We are increasingly observing the positive impact that data-driven tech has on society, especially the transformative effect of artificial intelligence (AI) on business. Yet concerns and challenges around the ethical use of data in tech still prevail, from how businesses can use ethical restrictions to their advantage to how they can use data ethics as the core for customer-focused tech that lasts.
The technology we create today can impact on millions tomorrow. Therefore, advances in technology must coincide with the development of a robust ethical framework within organisations. The ethical considerations and frameworks discussed below will not just help to create better customer outcomes, they will also build better business outcomes.
Ethics is an essential component of society. It is a study of right and wrong that helps to shape our behaviours and keeps our conduct in check, preserving peace and humanity.
Ethical frameworks do not have to be a bad thing, just guidelines helping you towards an end goal. If we move from a state of complacency to a mindset where finding solutions and working outside comfort zones can help to stimulate innovation, this can only be a good thing for business.
Unethical actions disrupt the delicate balance of the value exchange between businesses and customers, as we have seen with recent media coverage of ethical scandals caused by technology misuse.
Data can only be a true force for good if underpinned by trust. This is clearly demonstrated through the recent challenges around adoption of the coronavirus contact tracing app. The public is fearful of the UK Government misusing their data. Therefore, if the public does not trust the government enough to download the app, its full potential to do good is thwarted.
Apps such as this could help with social distancing and reducing transmission of the virus. For instance, supermarkets and transport providers could utilise them to show the public when services are quieter. In this context, as long as the data processor and controllers are using the data for its rightful purpose, this data would be used ethically as a force for good.
Another area where trust is essential is with cookies. They can be incredibly beneficial to businesses who are trying to personalise the customer experience and for customers, who gain value from tailored, enhanced services.
However, some organisations that adopt the poor ethical practice of “blind consent” - trying to get users to agree to cookies by inundating them with information overload - are inadvertently discouraging more data-savvy users from trusting them and are losing out on these unique marketing opportunities.
Transparency and clarity are key to building trust and limiting uncertainty. If we can better explain the process of how AI or tech software is built, what decisions they calculate and, subsequently, how any outcomes will affect a data subject’s life, this will go some way to rebuilding trust.

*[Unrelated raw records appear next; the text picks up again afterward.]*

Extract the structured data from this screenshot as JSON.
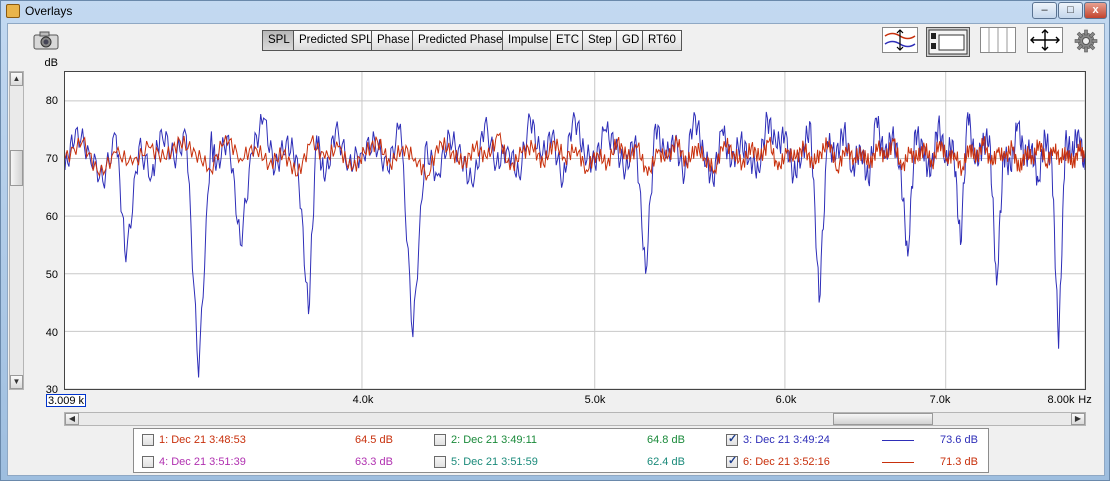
{
  "window": {
    "title": "Overlays",
    "buttons": {
      "minimize": "–",
      "maximize": "□",
      "close": "x"
    }
  },
  "toolbar": {
    "tabs": [
      {
        "label": "SPL",
        "active": true
      },
      {
        "label": "Predicted SPL",
        "active": false
      },
      {
        "label": "Phase",
        "active": false
      },
      {
        "label": "Predicted Phase",
        "active": false
      },
      {
        "label": "Impulse",
        "active": false
      },
      {
        "label": "ETC",
        "active": false
      },
      {
        "label": "Step",
        "active": false
      },
      {
        "label": "GD",
        "active": false
      },
      {
        "label": "RT60",
        "active": false
      }
    ],
    "icons": [
      "camera-icon",
      "align-traces-icon",
      "display-layout-icon",
      "columns-icon",
      "fit-axes-icon",
      "settings-gear-icon"
    ]
  },
  "chart": {
    "y_unit": "dB",
    "x_unit": "Hz",
    "cursor_readout": "3.009 k",
    "y_tick_labels": [
      "80",
      "70",
      "60",
      "50",
      "40",
      "30"
    ],
    "x_tick_labels": [
      "4.0k",
      "5.0k",
      "6.0k",
      "7.0k",
      "8.00k"
    ]
  },
  "chart_data": {
    "type": "line",
    "xlim": [
      3009,
      8000
    ],
    "ylim": [
      30,
      85
    ],
    "ylabel": "dB",
    "xlabel": "Hz",
    "yticks": [
      30,
      40,
      50,
      60,
      70,
      80
    ],
    "xticks": [
      4000,
      5000,
      6000,
      7000,
      8000
    ],
    "grid": true,
    "series": [
      {
        "name": "3: Dec 21 3:49:24",
        "color": "#2e2eb8",
        "x": [
          3009,
          3040,
          3080,
          3120,
          3160,
          3190,
          3230,
          3270,
          3300,
          3340,
          3380,
          3420,
          3460,
          3480,
          3520,
          3560,
          3600,
          3640,
          3680,
          3720,
          3760,
          3800,
          3830,
          3860,
          3900,
          3950,
          4000,
          4050,
          4100,
          4150,
          4200,
          4250,
          4300,
          4350,
          4400,
          4450,
          4500,
          4550,
          4600,
          4650,
          4700,
          4750,
          4800,
          4850,
          4900,
          4950,
          5000,
          5050,
          5100,
          5150,
          5200,
          5250,
          5300,
          5350,
          5400,
          5450,
          5500,
          5550,
          5600,
          5650,
          5700,
          5750,
          5800,
          5850,
          5900,
          5950,
          6000,
          6050,
          6100,
          6150,
          6200,
          6250,
          6300,
          6350,
          6400,
          6450,
          6500,
          6550,
          6600,
          6650,
          6700,
          6750,
          6800,
          6850,
          6900,
          6950,
          7000,
          7050,
          7100,
          7150,
          7200,
          7250,
          7300,
          7350,
          7400,
          7450,
          7500,
          7550,
          7600,
          7650,
          7700,
          7750,
          7800,
          7850,
          7900,
          7950,
          8000
        ],
        "values": [
          68,
          75,
          71,
          66,
          74,
          52,
          72,
          67,
          75,
          70,
          74,
          32,
          73,
          69,
          74,
          55,
          71,
          77,
          68,
          73,
          70,
          43,
          74,
          66,
          75,
          69,
          71,
          73,
          68,
          76,
          39,
          72,
          67,
          74,
          70,
          65,
          76,
          69,
          72,
          67,
          77,
          70,
          74,
          66,
          78,
          71,
          69,
          75,
          72,
          68,
          74,
          50,
          76,
          70,
          73,
          67,
          78,
          71,
          66,
          75,
          69,
          73,
          70,
          68,
          77,
          72,
          74,
          67,
          71,
          76,
          45,
          73,
          70,
          75,
          68,
          72,
          66,
          77,
          70,
          74,
          69,
          53,
          75,
          71,
          67,
          76,
          70,
          73,
          55,
          78,
          69,
          72,
          74,
          48,
          71,
          68,
          76,
          70,
          72,
          66,
          74,
          69,
          37,
          73,
          71,
          75,
          68
        ]
      },
      {
        "name": "6: Dec 21 3:52:16",
        "color": "#c8300c",
        "x": [
          3009,
          3060,
          3110,
          3160,
          3210,
          3260,
          3310,
          3360,
          3410,
          3460,
          3510,
          3560,
          3610,
          3660,
          3710,
          3760,
          3810,
          3860,
          3910,
          3960,
          4010,
          4060,
          4110,
          4160,
          4210,
          4260,
          4310,
          4360,
          4410,
          4460,
          4510,
          4560,
          4610,
          4660,
          4710,
          4760,
          4810,
          4860,
          4910,
          4960,
          5010,
          5060,
          5110,
          5160,
          5210,
          5260,
          5310,
          5360,
          5410,
          5460,
          5510,
          5560,
          5610,
          5660,
          5710,
          5760,
          5810,
          5860,
          5910,
          5960,
          6010,
          6060,
          6110,
          6160,
          6210,
          6260,
          6310,
          6360,
          6410,
          6460,
          6510,
          6560,
          6610,
          6660,
          6710,
          6760,
          6810,
          6860,
          6910,
          6960,
          7010,
          7060,
          7110,
          7160,
          7210,
          7260,
          7310,
          7360,
          7410,
          7460,
          7510,
          7560,
          7610,
          7660,
          7710,
          7760,
          7810,
          7860,
          7910,
          7960,
          8000
        ],
        "values": [
          70,
          73,
          67,
          71,
          69,
          72,
          70,
          73,
          71,
          68,
          74,
          70,
          72,
          69,
          71,
          67,
          73,
          70,
          72,
          68,
          71,
          73,
          69,
          72,
          70,
          67,
          73,
          71,
          69,
          72,
          70,
          74,
          68,
          71,
          72,
          69,
          73,
          70,
          72,
          68,
          71,
          69,
          73,
          70,
          72,
          67,
          71,
          70,
          73,
          69,
          72,
          70,
          68,
          73,
          71,
          69,
          72,
          70,
          73,
          68,
          71,
          70,
          72,
          69,
          71,
          73,
          68,
          72,
          70,
          71,
          69,
          72,
          70,
          73,
          68,
          71,
          70,
          72,
          69,
          73,
          70,
          71,
          68,
          72,
          70,
          73,
          69,
          71,
          70,
          72,
          68,
          71,
          70,
          73,
          69,
          72,
          70,
          71,
          69,
          72,
          70
        ]
      }
    ]
  },
  "legend": {
    "items": [
      {
        "label": "1: Dec 21 3:48:53",
        "value": "64.5 dB",
        "checked": false,
        "color": "#c8300c"
      },
      {
        "label": "2: Dec 21 3:49:11",
        "value": "64.8 dB",
        "checked": false,
        "color": "#1a8a3a"
      },
      {
        "label": "3: Dec 21 3:49:24",
        "value": "73.6 dB",
        "checked": true,
        "color": "#2e2eb8"
      },
      {
        "label": "4: Dec 21 3:51:39",
        "value": "63.3 dB",
        "checked": false,
        "color": "#b030b0"
      },
      {
        "label": "5: Dec 21 3:51:59",
        "value": "62.4 dB",
        "checked": false,
        "color": "#1a8a7a"
      },
      {
        "label": "6: Dec 21 3:52:16",
        "value": "71.3 dB",
        "checked": true,
        "color": "#c8300c"
      }
    ]
  }
}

By taking the time to analyse your intentions and their impact on others, you can develop a robust structure in your organisation to help prevent more severe compliance issues further down the road. There are three main frameworks to help embed ethics into your business and technological processes:
Each framework is applicable to how we do business and, in turn, how we design, develop and deploy our technology. However, it is important to understand all three as certain situations will require the use of different frameworks.

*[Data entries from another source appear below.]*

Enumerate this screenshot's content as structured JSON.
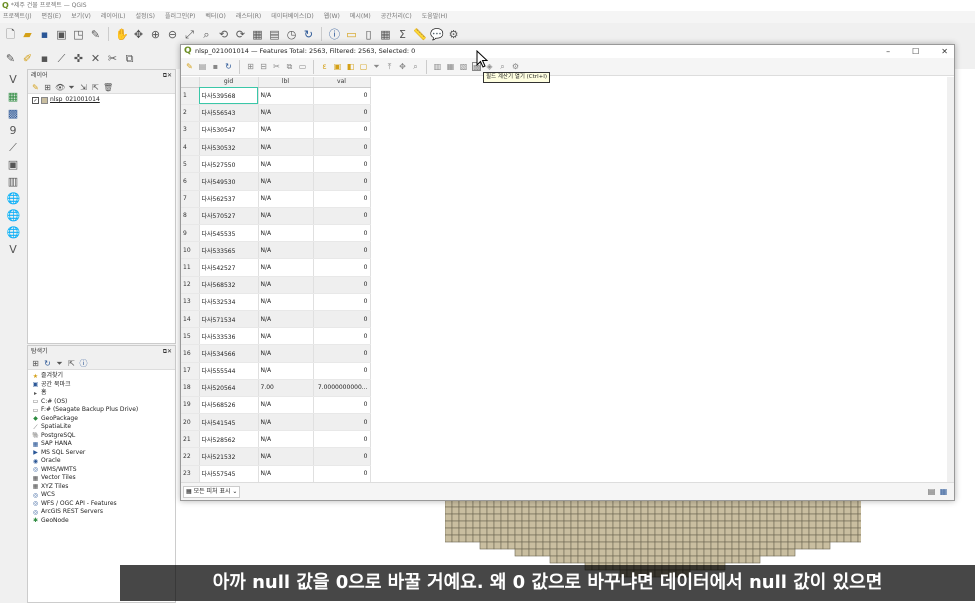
{
  "app": {
    "title": "*제주 건물 프로젝트 — QGIS"
  },
  "menu": [
    "프로젝트(J)",
    "편집(E)",
    "보기(V)",
    "레이어(L)",
    "설정(S)",
    "플러그인(P)",
    "벡터(O)",
    "래스터(R)",
    "데이터베이스(D)",
    "웹(W)",
    "메시(M)",
    "공간처리(C)",
    "도움말(H)"
  ],
  "layers_panel": {
    "title": "레이어",
    "layer_name": "nlsp_021001014"
  },
  "browser_panel": {
    "title": "탐색기",
    "items": [
      "즐겨찾기",
      "공간 북마크",
      "홈",
      "C:# (OS)",
      "F:# (Seagate Backup Plus Drive)",
      "GeoPackage",
      "SpatiaLite",
      "PostgreSQL",
      "SAP HANA",
      "MS SQL Server",
      "Oracle",
      "WMS/WMTS",
      "Vector Tiles",
      "XYZ Tiles",
      "WCS",
      "WFS / OGC API - Features",
      "ArcGIS REST Servers",
      "GeoNode"
    ]
  },
  "attr_table": {
    "title": "nlsp_021001014 — Features Total: 2563, Filtered: 2563, Selected: 0",
    "tooltip": "필드 계산기 열기 (Ctrl+I)",
    "columns": [
      "gid",
      "lbl",
      "val"
    ],
    "rows": [
      [
        "1",
        "다사539568",
        "N/A",
        "0"
      ],
      [
        "2",
        "다사556543",
        "N/A",
        "0"
      ],
      [
        "3",
        "다사530547",
        "N/A",
        "0"
      ],
      [
        "4",
        "다사530532",
        "N/A",
        "0"
      ],
      [
        "5",
        "다사527550",
        "N/A",
        "0"
      ],
      [
        "6",
        "다사549530",
        "N/A",
        "0"
      ],
      [
        "7",
        "다사562537",
        "N/A",
        "0"
      ],
      [
        "8",
        "다사570527",
        "N/A",
        "0"
      ],
      [
        "9",
        "다사545535",
        "N/A",
        "0"
      ],
      [
        "10",
        "다사533565",
        "N/A",
        "0"
      ],
      [
        "11",
        "다사542527",
        "N/A",
        "0"
      ],
      [
        "12",
        "다사568532",
        "N/A",
        "0"
      ],
      [
        "13",
        "다사532534",
        "N/A",
        "0"
      ],
      [
        "14",
        "다사571534",
        "N/A",
        "0"
      ],
      [
        "15",
        "다사533536",
        "N/A",
        "0"
      ],
      [
        "16",
        "다사534566",
        "N/A",
        "0"
      ],
      [
        "17",
        "다사555544",
        "N/A",
        "0"
      ],
      [
        "18",
        "다사520564",
        "7.00",
        "7.0000000000..."
      ],
      [
        "19",
        "다사568526",
        "N/A",
        "0"
      ],
      [
        "20",
        "다사541545",
        "N/A",
        "0"
      ],
      [
        "21",
        "다사528562",
        "N/A",
        "0"
      ],
      [
        "22",
        "다사521532",
        "N/A",
        "0"
      ],
      [
        "23",
        "다사557545",
        "N/A",
        "0"
      ]
    ],
    "show_all": "모든 피처 표시"
  },
  "subtitle": "아까 null 값을 0으로 바꿀 거예요. 왜 0 값으로 바꾸냐면 데이터에서 null 값이 있으면",
  "colors": {
    "accent": "#3ac7a8",
    "grid": "#c9bea0"
  }
}
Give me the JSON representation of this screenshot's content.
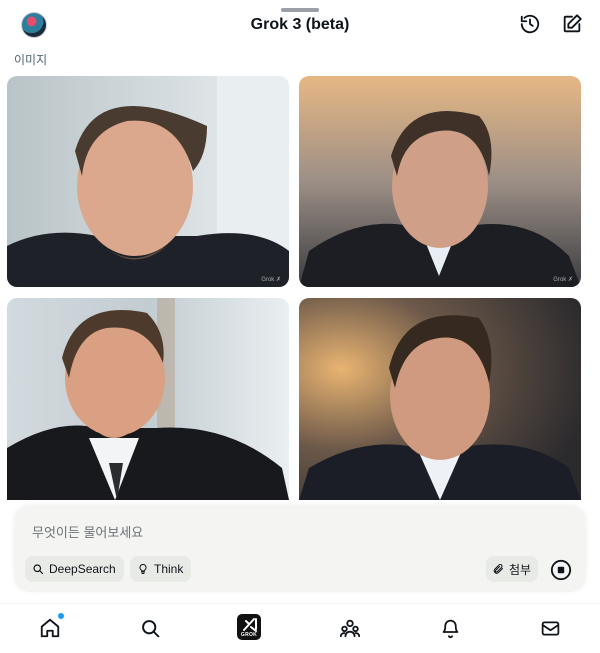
{
  "header": {
    "title": "Grok 3 (beta)",
    "icons": [
      "avatar",
      "history-icon",
      "new-chat-icon"
    ]
  },
  "section": {
    "label": "이미지"
  },
  "images": [
    {
      "watermark": "Grok ✗"
    },
    {
      "watermark": "Grok ✗"
    },
    {
      "watermark": ""
    },
    {
      "watermark": ""
    }
  ],
  "composer": {
    "placeholder": "무엇이든 물어보세요",
    "deepsearch_label": "DeepSearch",
    "think_label": "Think",
    "attach_label": "첨부"
  },
  "nav": {
    "items": [
      "home-icon",
      "search-icon",
      "grok-icon",
      "communities-icon",
      "notifications-icon",
      "messages-icon"
    ],
    "grok_text": "GROK"
  },
  "colors": {
    "accent": "#1d9bf0",
    "background": "#ffffff",
    "composer_bg": "#f4f5f3"
  }
}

These are not blind solutions to our problems, but instead tools that enlighten our thinking and empower us to make informed decisions. By understanding these frameworks, we have the tools needed to reason through difficult ethical dilemmas, as well as to help predict potential impacts and outcomes of the decisions we make.
Once the intent and impact surrounding an organisation’s practises are understood, it is a case of finding the right ethical guidelines to incorporate into your infrastructure.
The “top-down” method typically used by large corporations works by first establishing a set of values into your company. These are then enforced by a centralised department that monitors standards and targets risk mitigation. This requires a dedicated staff resource as it is both time-consuming and labour-intensive.
The “bottom-up method - the preferred choice of many start-ups - utilises the experience of external resources that can provide ethics training and education for employees. It is essentially building an ethics culture from the ground up in the company.
But the solution may be somewhere between the two. A robust ethical framework is a combination of developing a company culture where values are developed in cohesion with customers and staff, and by also using the experience and knowledge of external stakeholders to build and integrate into your existing company culture.
For too long, we have remained inclined to view ethics as something that will decrease our development and add more paperwork to our processes. One of the reasons is that we tend to view an ethical code as a set of constraining rules. We have the misconception that true innovation can only be achieved when we are given a blank canvas to do whatever we like: no restrictions, nothing to hold us back from turning our wildest idea into reality.
But ethics is not a blocker - rather, it is an asset to long-term innovation for sustainable technology. If we truly want to unlock the full potential we have for innovation, constraints are essential for the creative process as they help to build trust, clarity and accountability.
When we move ethics into the mainstream and make it our responsibility, we give ourselves the opportunity to uphold our values and, even better, our quality of life through tech that we can trust.
Rachel Aldighieri is managing director of the Data & Marketing Association